Labour is proposing plans for business rates revenue to be handed to city and county authorities as part of a £30bn economic devolution.
Labour leader Ed Miliband revealed his plans yesterday when he unveiled the report Mending the Fractured Economy, which he commissioned from Lord Adonis.

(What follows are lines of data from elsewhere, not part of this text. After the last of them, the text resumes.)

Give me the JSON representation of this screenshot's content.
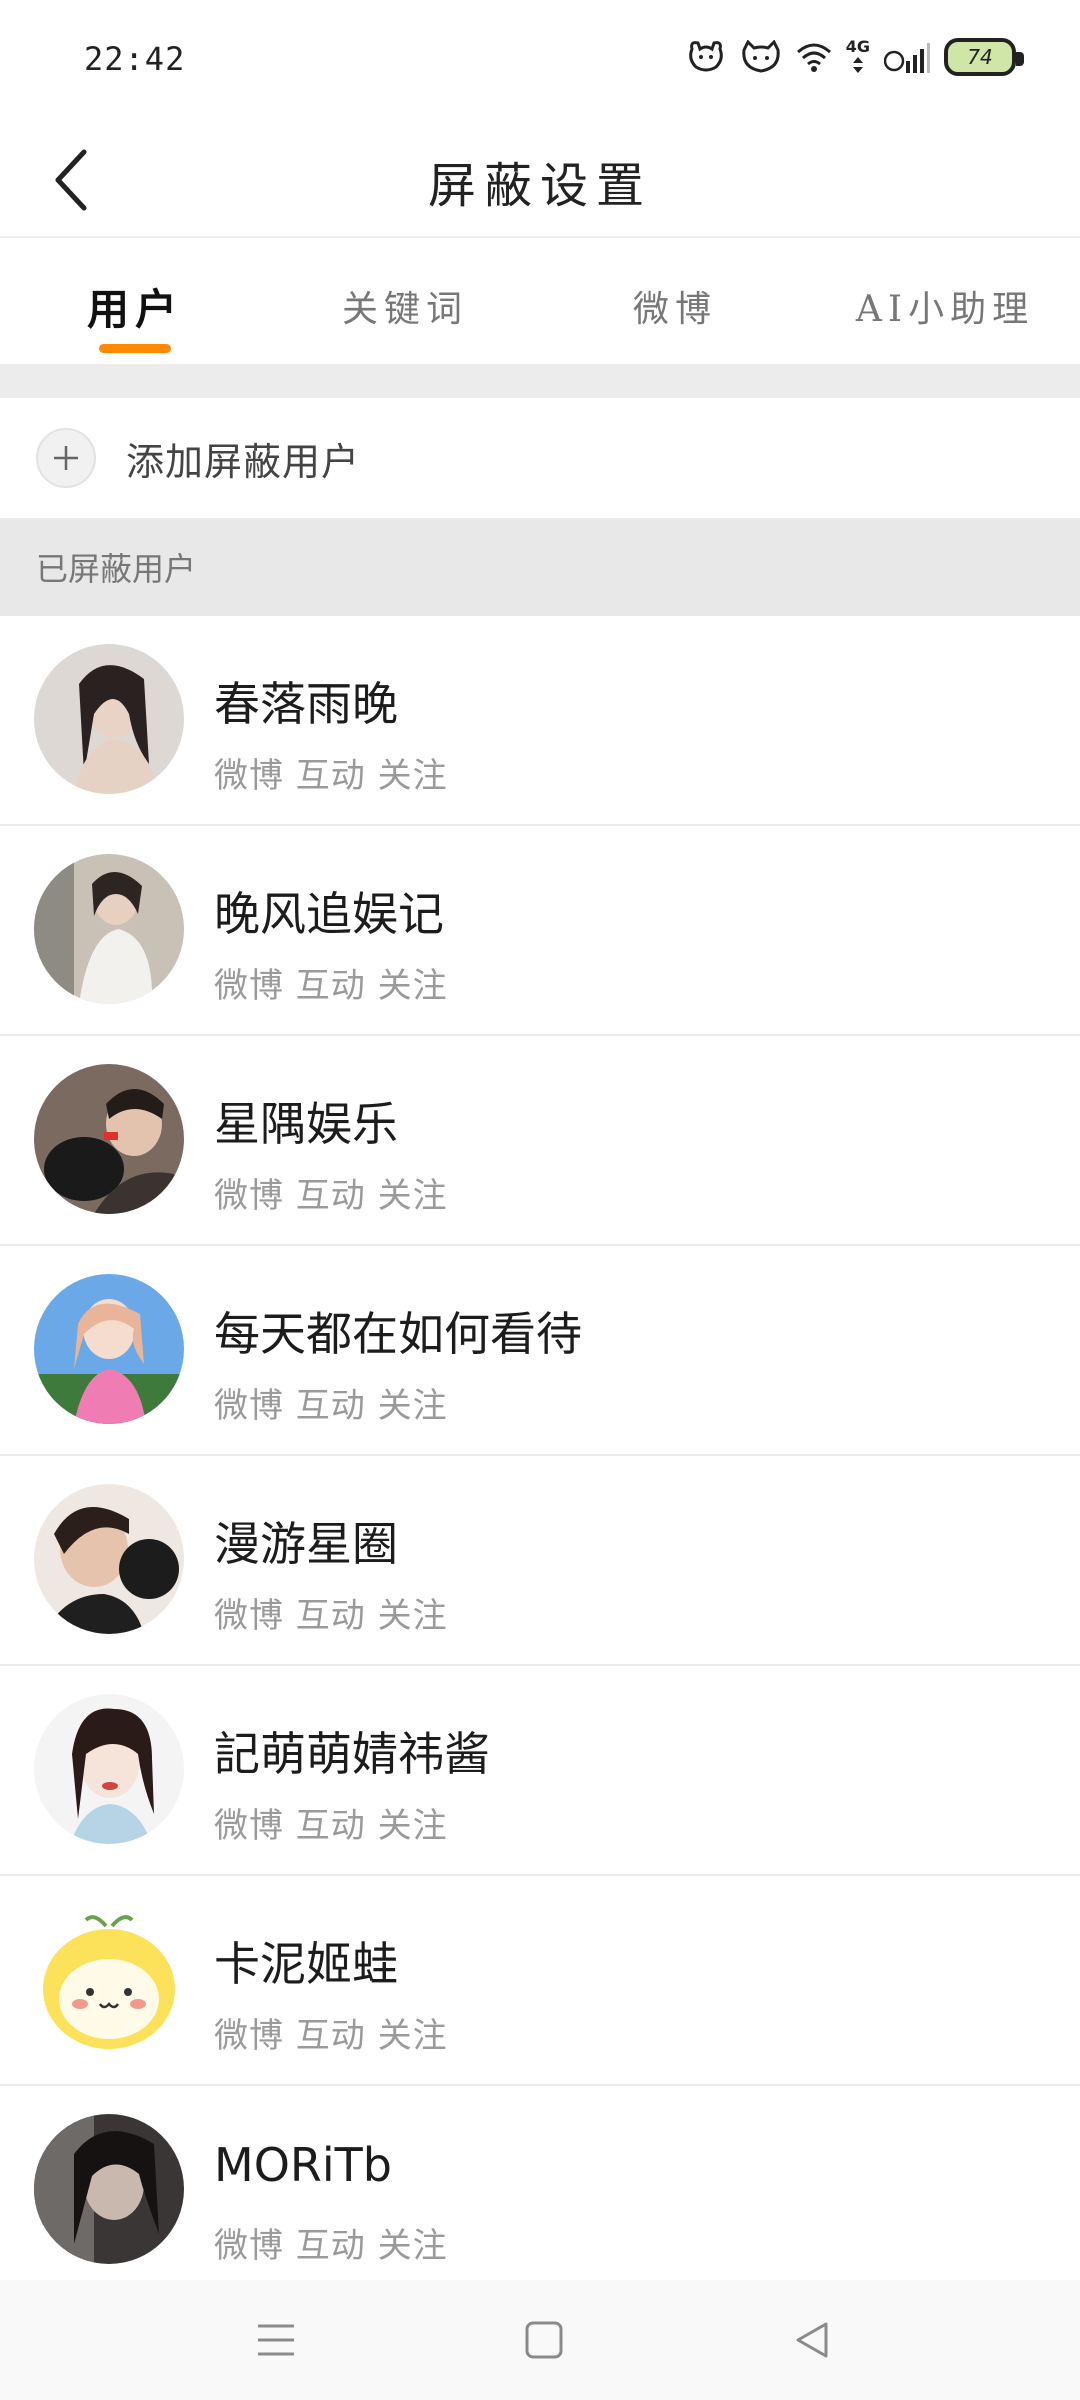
{
  "status_bar": {
    "time": "22:42",
    "network": "4G",
    "battery": "74",
    "icons": [
      "notification-dog-icon",
      "notification-cat-icon",
      "wifi-icon",
      "signal-icon",
      "battery-icon"
    ]
  },
  "header": {
    "title": "屏蔽设置",
    "back_icon": "chevron-left-icon"
  },
  "tabs": [
    {
      "label": "用户",
      "active": true
    },
    {
      "label": "关键词",
      "active": false
    },
    {
      "label": "微博",
      "active": false
    },
    {
      "label": "AI小助理",
      "active": false
    }
  ],
  "accent_color": "#ff8a00",
  "add_row": {
    "icon": "plus-icon",
    "label": "添加屏蔽用户"
  },
  "section": {
    "title": "已屏蔽用户"
  },
  "users": [
    {
      "name": "春落雨晚",
      "tags": "微博 互动 关注"
    },
    {
      "name": "晚风追娱记",
      "tags": "微博 互动 关注"
    },
    {
      "name": "星隅娱乐",
      "tags": "微博 互动 关注"
    },
    {
      "name": "每天都在如何看待",
      "tags": "微博 互动 关注"
    },
    {
      "name": "漫游星圈",
      "tags": "微博 互动 关注"
    },
    {
      "name": "記萌萌婧祎酱",
      "tags": "微博 互动 关注"
    },
    {
      "name": "卡泥姬蛙",
      "tags": "微博 互动 关注"
    },
    {
      "name": "MORiTb",
      "tags": "微博 互动 关注"
    }
  ],
  "nav_bar": {
    "icons": [
      "menu-icon",
      "home-square-icon",
      "back-triangle-icon"
    ]
  }
}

It comes as Labour ramps up its policy plans with just 10 months to go until the general election.
Lord Adonis, the former transport secretary, has identified £30bn of Whitehall funding that could be funnelled to local authorities to pay for housing, transport, business support, education and adult skills.
The report outlines Labour’s plans to create new statutory authorities at city and county region level, which could bring local authorities together for joint purposes such as transport.
Labour wants “substantial devolution” of business rates to these combined authorities and revenues from business rates would then be used to fund infrastructure priorities in authorities’ growth plans.
The report said: “This tax devolution will provide big growth incentives to local decision makers.”
At present local authorities are able to keep 50% of their business rate yield but the report claims that doesn’t go far enough.
It added: “The devolution of just 50% of business rates does not provide a strong enough incentive for city and county regions to invest in economic growth because the additional revenue generated is too small.”
David Ford, regional director of business rates specialist firm CVS, said: “The Adonis report will certainly be welcomed in those regions which have campaigned for local retention of business rates and may see Combined Authorities as a good opportunity to kick-start commercial activity. This announcement suggests that, in the face of significant pressure, Labour is committed to retaining a property-based tax on non-domestic premises after the 2015 election.”
However, retailers have been highly criticial of the current business rates system, which they say is burdensome and is restricting investment and job creation. In response, the BRC has tabled a number of alternative systems to tackle the issue as it believes a property-based tax system is no longer the right solution.